Investment bank and financial services company Credit Suisse saw its shares plunge 9.21% to CHF3.61, following reports that the bank’s executives are meeting with key stakeholders to reassure the company’s financial position.
As reported by the Financial Times, executives at the Swiss financial giant spent last weekend reassuring investors that the bank’s capital base and liquidity are healthy despite the current decline in its share performance. The decision to appease investors came after the spread on the bank’s credit default swaps (CDS) rose sharply on Friday.
The Credit Default Swap is an indicator of how well the bank can protect its creditors from financial risks such as default. The plunge was linked to claims that the bank’s chief executive, Ulrich Koerner, is seeking to raise capital from investors.

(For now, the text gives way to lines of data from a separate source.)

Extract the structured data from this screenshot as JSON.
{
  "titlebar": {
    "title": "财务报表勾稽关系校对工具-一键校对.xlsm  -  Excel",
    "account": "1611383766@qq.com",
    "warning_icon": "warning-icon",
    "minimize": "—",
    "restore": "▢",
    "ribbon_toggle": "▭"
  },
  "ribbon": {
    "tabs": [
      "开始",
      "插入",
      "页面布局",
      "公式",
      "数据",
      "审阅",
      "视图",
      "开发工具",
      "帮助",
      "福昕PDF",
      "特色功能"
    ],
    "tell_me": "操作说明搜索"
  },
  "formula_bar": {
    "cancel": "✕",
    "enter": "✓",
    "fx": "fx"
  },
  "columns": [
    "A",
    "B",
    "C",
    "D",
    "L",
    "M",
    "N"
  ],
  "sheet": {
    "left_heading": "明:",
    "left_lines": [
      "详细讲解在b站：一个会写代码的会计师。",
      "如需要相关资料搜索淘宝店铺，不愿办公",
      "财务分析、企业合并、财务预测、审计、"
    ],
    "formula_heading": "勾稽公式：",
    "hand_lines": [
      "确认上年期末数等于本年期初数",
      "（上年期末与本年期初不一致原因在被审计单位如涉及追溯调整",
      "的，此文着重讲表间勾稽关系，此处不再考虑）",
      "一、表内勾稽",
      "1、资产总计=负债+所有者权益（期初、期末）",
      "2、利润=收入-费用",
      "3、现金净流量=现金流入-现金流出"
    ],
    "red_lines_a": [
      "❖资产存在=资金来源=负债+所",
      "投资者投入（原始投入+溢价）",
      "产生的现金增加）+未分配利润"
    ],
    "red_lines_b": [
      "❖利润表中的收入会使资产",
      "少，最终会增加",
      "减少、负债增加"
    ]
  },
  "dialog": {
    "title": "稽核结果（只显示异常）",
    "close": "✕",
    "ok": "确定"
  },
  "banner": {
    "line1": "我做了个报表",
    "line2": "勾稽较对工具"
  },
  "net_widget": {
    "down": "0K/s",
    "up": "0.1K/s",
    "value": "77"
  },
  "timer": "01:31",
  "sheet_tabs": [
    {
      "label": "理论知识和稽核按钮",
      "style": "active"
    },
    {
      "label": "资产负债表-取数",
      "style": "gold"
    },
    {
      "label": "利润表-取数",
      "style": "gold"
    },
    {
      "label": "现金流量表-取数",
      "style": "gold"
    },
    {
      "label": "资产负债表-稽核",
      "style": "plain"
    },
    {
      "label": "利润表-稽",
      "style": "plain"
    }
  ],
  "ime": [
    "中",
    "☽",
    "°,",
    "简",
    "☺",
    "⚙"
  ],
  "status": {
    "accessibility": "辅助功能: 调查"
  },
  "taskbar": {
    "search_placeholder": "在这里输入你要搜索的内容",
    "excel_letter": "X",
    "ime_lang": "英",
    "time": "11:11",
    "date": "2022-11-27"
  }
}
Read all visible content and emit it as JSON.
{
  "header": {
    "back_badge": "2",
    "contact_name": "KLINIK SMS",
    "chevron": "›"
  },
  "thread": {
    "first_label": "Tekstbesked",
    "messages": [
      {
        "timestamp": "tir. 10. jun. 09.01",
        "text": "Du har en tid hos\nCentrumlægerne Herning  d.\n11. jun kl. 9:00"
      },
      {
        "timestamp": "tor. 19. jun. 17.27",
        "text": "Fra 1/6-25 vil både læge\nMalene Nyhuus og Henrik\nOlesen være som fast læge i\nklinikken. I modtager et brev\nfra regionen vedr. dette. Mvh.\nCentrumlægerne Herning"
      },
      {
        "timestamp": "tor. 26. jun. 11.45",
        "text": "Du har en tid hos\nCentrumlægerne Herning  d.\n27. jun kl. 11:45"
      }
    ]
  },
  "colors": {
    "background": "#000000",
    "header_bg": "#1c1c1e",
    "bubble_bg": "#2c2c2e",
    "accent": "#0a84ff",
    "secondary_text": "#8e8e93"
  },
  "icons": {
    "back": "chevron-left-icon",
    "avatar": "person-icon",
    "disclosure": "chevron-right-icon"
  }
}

Although the Financial Times reports that bank executives deny the allegations of fundraising, a discussion that was notably part of discussions with investors as well as what was shared with employees in a memo.
“I hope you are not confusing our daily stock price performance with the bank’s strong capital base and liquidity position” the CEO said in a memo obtained by CNBC.
The company’s attempt to maintain an optimistic and confident business outlook is currently being undermined by its volatile share price. Credit Suisse has seen its shares plunge 60% since the beginning of the year.
Among other things, Ulrich Koerner assured that the bank would not be raising new funds and that it “was trying to avoid such a move with its share price at an all-time low and higher borrowing costs due to the ratings downgrade.“
Credit Suisse stock drop and systemic impact
Among other things, Credit Suisse officials are exploring every means to get back on good terms with rating agencies, analysts, investors and their broader stakeholders.
According to a Reuters report citing people close to the company’s plans, the Swiss banking giant may move its operations out of the U.S. in order to continue concentrating value in its most profitable regions.
Should that happen, John Vail, head of global strategy at Nikko Asset Management, believes the U.S. Federal Reserve and other central banks should reconsider their aggressive approach to rate hikes, as the damage to Credit Suisse may underscore a more widespread negative impact on others.
“The glimmer of hope at the end of this period is that central banks will probably start to calm down at some point, as inflation is falling and financial conditions are deteriorating dramatically“, said John Vail. “I don’t think it’s the end of the world“.